The annual growth rings of treeline pine have been used to create a growth ring calendar spanning more than 7600 years. It can be used in the detailed study of the annual changes in weather and climate over a long period. The annual growth rings reveal, to the year, the age of old wooden objects and buildings, ancient volcanic eruptions, flooding rivers and the composition of the atmosphere.

The annual growth rings treeline pine also contain traces of global climate changes, as evidenced by traces of the NAO (North Atlantic Oscillation) phenomenon that affects the macro climate in the northern hemisphere. The concept of NAO is used to describe the annual fluctuation of the weather in the Northern Atlantic environment.

Powerful volcanic activities are also visible in treeline pines. The pine has extremely narrow growth rings during times of large volcanic eruptions in the world; for example, the eruption of Mount Tambora in Indonesia in 1815 and Huaynaputina in Peru in 1600 AD, and Santorini in Greece around 1640 BC.

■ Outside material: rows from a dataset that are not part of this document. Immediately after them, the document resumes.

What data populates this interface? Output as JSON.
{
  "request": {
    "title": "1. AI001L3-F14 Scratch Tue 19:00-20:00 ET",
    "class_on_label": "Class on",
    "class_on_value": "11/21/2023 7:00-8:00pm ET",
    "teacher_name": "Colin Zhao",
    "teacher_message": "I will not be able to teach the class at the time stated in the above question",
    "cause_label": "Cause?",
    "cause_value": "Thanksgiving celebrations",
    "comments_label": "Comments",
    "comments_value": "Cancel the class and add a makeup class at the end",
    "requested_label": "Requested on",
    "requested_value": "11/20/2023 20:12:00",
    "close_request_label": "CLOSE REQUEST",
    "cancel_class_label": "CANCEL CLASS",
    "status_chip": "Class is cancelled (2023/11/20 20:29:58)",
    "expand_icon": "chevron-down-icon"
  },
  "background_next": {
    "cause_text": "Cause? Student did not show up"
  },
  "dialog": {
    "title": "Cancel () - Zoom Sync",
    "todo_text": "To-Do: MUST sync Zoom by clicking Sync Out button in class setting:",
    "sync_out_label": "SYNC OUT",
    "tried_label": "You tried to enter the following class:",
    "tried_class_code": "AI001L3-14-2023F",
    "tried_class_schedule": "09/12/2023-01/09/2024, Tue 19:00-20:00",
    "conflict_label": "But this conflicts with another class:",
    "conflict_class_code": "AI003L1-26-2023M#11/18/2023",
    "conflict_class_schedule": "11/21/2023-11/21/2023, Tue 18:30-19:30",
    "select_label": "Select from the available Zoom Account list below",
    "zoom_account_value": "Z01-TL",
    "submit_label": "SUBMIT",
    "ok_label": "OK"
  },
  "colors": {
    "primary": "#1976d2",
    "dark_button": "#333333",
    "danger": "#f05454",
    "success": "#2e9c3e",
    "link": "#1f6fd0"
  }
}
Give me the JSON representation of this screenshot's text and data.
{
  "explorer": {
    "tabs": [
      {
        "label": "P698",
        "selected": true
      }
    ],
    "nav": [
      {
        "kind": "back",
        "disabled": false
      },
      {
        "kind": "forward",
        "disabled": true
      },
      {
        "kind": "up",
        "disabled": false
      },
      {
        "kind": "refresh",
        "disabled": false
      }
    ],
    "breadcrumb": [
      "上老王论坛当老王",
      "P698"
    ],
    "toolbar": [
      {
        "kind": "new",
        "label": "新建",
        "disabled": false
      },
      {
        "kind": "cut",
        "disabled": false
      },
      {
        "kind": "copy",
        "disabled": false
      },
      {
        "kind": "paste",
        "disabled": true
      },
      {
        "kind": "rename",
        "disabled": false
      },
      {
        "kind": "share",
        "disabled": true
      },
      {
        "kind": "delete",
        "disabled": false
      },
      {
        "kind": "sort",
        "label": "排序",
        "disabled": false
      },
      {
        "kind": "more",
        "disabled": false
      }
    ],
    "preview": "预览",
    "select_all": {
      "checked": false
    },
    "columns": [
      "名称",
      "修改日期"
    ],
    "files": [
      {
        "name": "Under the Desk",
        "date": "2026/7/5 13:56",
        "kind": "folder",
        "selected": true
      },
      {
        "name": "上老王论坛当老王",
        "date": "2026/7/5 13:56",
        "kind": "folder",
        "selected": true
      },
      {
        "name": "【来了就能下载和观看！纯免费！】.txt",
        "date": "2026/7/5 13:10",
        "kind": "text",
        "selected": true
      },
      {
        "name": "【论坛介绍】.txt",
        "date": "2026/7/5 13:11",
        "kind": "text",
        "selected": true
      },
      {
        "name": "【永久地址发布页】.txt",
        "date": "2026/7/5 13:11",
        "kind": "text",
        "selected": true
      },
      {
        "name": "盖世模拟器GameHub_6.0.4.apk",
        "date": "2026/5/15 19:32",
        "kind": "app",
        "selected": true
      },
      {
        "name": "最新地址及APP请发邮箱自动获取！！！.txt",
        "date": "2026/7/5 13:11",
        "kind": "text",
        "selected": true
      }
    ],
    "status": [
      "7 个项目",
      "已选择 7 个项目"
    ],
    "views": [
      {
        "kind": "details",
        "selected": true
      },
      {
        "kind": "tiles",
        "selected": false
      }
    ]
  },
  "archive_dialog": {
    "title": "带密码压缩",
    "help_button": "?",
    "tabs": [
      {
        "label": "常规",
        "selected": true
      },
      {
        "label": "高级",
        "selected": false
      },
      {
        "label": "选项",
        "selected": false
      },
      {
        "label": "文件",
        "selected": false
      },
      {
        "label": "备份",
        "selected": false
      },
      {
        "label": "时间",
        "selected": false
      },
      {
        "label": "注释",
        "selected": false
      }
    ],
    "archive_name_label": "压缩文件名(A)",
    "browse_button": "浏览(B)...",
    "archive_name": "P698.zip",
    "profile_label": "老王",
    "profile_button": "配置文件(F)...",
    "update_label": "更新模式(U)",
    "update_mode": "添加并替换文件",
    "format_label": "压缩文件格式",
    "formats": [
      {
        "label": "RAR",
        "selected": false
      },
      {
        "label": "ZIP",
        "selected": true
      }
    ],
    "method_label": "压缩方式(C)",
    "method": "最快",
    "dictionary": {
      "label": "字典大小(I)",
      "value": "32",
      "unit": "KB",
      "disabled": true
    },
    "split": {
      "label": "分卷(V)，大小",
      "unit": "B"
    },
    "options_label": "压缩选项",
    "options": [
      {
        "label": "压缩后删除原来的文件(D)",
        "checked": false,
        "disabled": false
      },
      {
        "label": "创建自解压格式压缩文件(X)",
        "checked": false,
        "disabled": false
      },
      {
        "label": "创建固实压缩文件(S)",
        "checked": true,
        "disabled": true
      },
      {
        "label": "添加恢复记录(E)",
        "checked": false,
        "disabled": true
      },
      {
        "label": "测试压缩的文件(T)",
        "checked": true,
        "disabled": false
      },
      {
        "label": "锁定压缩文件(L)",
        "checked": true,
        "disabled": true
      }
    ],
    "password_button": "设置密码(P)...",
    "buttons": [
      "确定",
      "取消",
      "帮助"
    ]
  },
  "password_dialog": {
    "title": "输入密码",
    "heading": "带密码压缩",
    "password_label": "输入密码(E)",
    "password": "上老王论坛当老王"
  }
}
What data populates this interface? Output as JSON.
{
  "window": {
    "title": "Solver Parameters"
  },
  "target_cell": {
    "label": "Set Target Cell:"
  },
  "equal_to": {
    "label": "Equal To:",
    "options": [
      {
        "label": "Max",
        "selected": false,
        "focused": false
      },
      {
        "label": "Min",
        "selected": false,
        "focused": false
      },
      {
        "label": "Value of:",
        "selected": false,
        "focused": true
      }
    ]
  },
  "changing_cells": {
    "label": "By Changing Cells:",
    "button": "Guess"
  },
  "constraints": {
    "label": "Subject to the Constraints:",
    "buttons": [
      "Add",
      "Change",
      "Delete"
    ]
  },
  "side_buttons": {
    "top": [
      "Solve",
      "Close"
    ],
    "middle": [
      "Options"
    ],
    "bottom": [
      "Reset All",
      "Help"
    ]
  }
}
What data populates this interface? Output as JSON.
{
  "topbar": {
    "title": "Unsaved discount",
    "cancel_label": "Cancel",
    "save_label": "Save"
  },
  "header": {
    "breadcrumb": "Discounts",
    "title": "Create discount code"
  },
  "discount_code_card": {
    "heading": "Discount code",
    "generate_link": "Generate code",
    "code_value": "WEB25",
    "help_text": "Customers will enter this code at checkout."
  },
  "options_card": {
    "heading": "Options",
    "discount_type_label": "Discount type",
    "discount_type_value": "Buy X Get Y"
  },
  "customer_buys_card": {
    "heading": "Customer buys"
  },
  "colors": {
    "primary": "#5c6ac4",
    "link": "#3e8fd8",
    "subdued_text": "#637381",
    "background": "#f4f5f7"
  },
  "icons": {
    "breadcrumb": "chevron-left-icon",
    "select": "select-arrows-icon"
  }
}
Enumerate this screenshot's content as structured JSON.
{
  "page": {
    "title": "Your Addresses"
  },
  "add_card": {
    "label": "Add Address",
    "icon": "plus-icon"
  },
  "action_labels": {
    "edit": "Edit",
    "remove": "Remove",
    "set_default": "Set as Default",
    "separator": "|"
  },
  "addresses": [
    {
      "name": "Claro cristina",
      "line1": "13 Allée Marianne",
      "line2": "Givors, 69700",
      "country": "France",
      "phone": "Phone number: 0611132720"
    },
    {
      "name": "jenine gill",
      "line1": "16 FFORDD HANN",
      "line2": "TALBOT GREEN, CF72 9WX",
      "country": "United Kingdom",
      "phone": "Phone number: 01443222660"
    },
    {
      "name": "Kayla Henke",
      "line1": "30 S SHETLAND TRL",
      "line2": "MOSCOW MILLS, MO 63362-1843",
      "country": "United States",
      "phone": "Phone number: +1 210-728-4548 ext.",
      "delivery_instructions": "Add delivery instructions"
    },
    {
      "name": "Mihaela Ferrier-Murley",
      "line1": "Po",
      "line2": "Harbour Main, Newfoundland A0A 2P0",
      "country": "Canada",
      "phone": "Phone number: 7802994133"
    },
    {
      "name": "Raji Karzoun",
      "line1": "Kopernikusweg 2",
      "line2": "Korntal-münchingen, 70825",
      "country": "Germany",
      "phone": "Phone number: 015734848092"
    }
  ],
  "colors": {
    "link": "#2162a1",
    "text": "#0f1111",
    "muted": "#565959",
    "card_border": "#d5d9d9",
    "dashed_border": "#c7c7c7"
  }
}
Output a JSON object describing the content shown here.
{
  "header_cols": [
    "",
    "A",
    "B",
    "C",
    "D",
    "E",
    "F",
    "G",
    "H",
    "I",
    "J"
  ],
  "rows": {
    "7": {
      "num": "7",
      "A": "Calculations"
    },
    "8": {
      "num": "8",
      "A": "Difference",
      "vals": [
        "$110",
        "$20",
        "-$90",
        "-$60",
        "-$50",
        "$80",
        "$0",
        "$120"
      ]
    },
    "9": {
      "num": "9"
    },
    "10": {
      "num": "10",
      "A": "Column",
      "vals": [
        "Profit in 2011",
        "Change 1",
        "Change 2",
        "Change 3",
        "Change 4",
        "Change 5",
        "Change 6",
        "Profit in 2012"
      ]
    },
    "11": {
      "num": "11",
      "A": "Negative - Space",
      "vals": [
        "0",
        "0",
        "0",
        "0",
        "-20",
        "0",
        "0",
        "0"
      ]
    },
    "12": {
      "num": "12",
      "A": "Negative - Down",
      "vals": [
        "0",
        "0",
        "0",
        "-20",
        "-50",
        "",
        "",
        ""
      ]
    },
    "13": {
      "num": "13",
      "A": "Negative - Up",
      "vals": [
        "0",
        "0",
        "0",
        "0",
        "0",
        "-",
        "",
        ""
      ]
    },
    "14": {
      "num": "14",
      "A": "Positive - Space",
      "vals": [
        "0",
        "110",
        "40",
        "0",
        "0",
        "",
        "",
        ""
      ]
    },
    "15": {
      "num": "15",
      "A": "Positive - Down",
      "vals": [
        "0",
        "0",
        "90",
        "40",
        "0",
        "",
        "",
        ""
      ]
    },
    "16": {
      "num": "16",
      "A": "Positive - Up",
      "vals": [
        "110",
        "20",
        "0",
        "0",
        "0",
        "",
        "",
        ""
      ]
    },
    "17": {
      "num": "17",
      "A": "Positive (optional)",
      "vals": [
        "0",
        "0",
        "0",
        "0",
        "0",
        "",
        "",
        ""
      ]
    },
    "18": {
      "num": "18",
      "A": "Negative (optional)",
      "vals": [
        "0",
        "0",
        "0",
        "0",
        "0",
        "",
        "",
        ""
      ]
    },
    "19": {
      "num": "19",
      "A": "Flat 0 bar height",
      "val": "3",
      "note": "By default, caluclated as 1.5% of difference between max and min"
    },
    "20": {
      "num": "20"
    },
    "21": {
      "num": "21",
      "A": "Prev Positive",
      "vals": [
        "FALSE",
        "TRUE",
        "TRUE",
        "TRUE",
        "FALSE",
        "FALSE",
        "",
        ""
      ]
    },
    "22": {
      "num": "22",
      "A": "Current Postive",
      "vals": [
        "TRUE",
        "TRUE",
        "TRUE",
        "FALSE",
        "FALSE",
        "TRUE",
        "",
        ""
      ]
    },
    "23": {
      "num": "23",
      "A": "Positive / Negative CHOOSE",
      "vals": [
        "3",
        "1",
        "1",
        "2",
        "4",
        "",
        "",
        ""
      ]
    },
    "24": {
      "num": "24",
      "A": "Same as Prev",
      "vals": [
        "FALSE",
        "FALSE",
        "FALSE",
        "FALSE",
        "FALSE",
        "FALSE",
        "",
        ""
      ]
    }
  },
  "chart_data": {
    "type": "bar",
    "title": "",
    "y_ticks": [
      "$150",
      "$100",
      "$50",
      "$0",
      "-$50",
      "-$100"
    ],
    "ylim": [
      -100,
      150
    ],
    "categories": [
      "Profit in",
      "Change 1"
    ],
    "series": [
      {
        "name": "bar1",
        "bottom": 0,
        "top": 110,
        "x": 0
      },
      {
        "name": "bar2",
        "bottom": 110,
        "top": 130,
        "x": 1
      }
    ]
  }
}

Dendrochronology studies the past with the help of a time series built from wood

The term dendrochronology derives from Greek and refers to the science of studying the past with the time series built from wood. The most commonly used method is to study the width, hardness, cellular structure and chemistry of the annual growth rings to learn about climate changes that took place thousands of years before the invention of the thermometer.

The annual growth ring calendar spanning more than 7600 years was built in Lapland using pine trees lifted from small, muddy lakes. It is the third-longest calendar span in the world. It was a conscious decision to use the annual growth rings of the treeline pine, because pine trees growing on the treeline are very sensitive to changes in temperature during June and July.

In addition to dendrochronology, forest researchers study past climates using the needle trace method. They can also use phenological observations, such as plants coming into leaf or flower, berries ripening, and leaves falling off, to study the effects of changes in climate. Phenological observations have been recorded since the early 1800s.

Research methods utilised globally

The series of annual growth rings spanning over 7600 years was a result of international research cooperation. The research was held back for a long time due to lack of evidence for the period of 350–170 BC. The issue was only resolved in 1999 through an EU project involving nine countries. The needle trace method was developed in the late 1980s in the Needle Trace Laboratory of the Finnish Forest Research Institute (the current Natural Resources Institute Finland).

Picture on top of the page: Essi Puranen, Luke